=== Section Start ===

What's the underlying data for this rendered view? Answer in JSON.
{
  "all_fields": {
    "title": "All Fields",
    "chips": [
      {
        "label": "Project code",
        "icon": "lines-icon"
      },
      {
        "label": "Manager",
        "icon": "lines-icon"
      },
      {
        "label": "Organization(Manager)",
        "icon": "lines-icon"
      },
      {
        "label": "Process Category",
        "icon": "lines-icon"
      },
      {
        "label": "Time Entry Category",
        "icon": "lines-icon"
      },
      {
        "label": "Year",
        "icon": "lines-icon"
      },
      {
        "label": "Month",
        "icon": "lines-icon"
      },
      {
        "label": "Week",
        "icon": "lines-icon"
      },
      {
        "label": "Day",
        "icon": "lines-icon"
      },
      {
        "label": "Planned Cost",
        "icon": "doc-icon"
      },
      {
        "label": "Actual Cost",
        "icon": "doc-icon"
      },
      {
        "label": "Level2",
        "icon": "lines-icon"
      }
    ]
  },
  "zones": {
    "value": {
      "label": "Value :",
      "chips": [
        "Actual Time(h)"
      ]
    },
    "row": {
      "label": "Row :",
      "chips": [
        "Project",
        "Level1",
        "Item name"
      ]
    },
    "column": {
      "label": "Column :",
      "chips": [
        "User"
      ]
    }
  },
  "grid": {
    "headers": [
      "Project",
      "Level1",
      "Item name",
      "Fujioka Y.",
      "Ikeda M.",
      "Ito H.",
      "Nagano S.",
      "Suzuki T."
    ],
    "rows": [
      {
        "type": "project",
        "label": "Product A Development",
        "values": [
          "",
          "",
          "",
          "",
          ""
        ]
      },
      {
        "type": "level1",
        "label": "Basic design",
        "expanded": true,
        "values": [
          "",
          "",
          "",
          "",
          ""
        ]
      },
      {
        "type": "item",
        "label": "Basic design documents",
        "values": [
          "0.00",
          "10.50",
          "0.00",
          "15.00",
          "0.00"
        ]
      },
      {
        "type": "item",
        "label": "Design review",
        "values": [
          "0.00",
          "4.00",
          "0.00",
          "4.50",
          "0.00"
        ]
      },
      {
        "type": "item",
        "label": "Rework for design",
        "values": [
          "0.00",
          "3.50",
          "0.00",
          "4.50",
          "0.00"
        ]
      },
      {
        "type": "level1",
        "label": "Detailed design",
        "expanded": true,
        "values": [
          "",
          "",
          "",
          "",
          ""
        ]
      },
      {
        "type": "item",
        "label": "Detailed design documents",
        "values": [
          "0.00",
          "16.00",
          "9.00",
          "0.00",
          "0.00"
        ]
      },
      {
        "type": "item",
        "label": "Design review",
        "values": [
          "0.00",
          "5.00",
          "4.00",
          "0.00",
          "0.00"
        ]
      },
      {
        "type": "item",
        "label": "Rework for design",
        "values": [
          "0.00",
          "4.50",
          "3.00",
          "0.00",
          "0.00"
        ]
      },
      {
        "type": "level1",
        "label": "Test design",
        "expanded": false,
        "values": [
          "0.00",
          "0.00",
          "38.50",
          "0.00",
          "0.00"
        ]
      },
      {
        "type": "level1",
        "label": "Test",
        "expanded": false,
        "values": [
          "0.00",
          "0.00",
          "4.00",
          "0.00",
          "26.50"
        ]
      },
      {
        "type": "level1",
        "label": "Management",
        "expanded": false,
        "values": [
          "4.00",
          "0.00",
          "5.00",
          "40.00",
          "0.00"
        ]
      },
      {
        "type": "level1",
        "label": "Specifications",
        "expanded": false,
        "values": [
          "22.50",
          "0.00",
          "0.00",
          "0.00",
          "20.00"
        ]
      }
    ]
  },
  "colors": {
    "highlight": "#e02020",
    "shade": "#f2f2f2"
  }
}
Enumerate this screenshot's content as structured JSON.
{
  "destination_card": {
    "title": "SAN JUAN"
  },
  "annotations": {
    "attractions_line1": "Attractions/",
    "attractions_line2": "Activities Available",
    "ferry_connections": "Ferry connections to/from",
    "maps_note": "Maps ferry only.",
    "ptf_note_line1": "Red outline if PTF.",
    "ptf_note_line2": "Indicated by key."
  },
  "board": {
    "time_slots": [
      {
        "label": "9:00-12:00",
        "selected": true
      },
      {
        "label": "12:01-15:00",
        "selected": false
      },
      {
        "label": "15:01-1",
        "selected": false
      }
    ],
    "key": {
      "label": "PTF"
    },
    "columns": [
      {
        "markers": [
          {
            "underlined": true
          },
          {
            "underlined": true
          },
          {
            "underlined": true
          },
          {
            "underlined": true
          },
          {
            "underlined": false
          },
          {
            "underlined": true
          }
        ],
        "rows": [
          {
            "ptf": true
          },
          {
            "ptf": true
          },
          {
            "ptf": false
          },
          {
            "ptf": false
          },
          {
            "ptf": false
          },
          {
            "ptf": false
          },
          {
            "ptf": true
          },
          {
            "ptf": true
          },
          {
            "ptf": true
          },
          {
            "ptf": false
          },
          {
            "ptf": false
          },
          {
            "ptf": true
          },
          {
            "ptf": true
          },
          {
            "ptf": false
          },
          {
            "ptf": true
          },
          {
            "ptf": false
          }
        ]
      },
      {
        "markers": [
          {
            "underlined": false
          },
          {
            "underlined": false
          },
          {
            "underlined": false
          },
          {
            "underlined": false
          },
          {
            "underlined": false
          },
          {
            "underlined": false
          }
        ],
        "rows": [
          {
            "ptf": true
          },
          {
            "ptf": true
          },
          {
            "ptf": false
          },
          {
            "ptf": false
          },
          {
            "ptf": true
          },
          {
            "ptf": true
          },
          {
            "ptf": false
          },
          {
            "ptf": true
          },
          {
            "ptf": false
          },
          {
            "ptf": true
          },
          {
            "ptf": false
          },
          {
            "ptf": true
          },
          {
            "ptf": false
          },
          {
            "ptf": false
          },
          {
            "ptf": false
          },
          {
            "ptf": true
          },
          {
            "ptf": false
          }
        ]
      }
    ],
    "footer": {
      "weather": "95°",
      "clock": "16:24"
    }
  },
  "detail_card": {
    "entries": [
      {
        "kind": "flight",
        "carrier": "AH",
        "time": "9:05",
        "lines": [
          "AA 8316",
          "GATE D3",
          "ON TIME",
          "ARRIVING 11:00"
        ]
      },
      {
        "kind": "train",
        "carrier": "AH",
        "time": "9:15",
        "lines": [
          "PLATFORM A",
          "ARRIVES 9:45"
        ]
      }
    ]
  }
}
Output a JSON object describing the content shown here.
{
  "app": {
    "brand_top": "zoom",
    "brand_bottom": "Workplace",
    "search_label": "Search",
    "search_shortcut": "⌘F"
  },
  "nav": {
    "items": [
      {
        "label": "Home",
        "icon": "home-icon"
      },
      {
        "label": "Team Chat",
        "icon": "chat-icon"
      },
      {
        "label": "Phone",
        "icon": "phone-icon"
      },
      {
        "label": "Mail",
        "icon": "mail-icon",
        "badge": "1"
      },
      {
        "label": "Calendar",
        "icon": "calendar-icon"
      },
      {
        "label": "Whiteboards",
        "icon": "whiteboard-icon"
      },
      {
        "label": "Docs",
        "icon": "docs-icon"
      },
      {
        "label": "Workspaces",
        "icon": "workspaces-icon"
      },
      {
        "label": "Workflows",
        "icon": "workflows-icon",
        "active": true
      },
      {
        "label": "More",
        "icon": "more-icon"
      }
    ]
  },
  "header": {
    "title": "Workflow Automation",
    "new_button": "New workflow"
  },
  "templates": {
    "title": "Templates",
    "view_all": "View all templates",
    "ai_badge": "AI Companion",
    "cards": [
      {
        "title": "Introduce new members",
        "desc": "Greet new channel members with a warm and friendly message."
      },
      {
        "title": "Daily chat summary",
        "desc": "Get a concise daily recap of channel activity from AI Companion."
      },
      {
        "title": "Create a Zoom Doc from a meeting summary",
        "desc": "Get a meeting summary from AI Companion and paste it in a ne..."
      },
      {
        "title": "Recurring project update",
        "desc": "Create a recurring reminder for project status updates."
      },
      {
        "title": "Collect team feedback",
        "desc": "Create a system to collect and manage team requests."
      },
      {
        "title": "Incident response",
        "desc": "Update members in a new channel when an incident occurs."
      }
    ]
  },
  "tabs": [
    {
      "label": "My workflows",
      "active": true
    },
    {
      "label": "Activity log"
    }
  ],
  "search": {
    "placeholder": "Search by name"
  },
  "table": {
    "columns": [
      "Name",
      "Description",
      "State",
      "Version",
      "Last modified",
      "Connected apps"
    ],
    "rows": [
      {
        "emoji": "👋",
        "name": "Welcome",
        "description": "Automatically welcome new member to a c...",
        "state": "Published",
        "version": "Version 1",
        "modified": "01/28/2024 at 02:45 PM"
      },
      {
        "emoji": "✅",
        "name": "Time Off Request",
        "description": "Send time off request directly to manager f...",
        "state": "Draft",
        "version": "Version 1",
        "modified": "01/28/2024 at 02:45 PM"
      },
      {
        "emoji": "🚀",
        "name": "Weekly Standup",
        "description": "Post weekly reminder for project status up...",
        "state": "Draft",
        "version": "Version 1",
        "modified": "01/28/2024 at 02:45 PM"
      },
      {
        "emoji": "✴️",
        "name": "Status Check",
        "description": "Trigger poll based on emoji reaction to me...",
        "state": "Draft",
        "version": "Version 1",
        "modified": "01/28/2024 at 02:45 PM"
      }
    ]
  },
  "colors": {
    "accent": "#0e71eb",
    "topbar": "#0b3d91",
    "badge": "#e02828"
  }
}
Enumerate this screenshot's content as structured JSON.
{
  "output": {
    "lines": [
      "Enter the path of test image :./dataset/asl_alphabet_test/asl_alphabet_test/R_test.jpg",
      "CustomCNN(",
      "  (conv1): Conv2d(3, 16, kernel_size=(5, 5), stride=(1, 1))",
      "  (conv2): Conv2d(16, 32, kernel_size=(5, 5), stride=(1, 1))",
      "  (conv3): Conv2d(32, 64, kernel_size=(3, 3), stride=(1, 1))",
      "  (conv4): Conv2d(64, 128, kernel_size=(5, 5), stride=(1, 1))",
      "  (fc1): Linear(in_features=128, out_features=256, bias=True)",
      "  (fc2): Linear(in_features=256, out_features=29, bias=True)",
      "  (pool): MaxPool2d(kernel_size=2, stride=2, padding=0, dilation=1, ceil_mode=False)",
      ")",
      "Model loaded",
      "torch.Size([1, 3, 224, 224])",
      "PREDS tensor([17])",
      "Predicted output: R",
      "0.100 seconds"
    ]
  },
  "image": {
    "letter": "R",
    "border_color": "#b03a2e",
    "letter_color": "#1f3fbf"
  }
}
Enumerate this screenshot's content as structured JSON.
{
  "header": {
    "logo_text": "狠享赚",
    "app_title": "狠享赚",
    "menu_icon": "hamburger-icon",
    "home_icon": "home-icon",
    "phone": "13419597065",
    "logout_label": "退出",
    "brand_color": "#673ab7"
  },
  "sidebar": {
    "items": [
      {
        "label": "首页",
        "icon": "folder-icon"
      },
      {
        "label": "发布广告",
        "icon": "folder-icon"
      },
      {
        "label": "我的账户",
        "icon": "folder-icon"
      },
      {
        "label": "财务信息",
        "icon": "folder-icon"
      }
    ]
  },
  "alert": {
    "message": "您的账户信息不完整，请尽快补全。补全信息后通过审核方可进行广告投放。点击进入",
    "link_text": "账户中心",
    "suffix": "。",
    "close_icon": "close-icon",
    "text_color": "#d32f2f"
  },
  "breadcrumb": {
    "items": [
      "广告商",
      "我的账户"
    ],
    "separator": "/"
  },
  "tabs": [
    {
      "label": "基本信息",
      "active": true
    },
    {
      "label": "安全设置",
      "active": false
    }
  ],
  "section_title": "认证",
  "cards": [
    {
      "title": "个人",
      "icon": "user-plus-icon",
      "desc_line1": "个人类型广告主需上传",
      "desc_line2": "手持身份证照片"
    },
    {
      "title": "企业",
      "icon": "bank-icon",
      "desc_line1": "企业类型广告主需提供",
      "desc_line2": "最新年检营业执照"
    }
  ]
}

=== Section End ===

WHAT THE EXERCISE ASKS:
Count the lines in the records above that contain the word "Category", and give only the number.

FINAL ANSWER:
2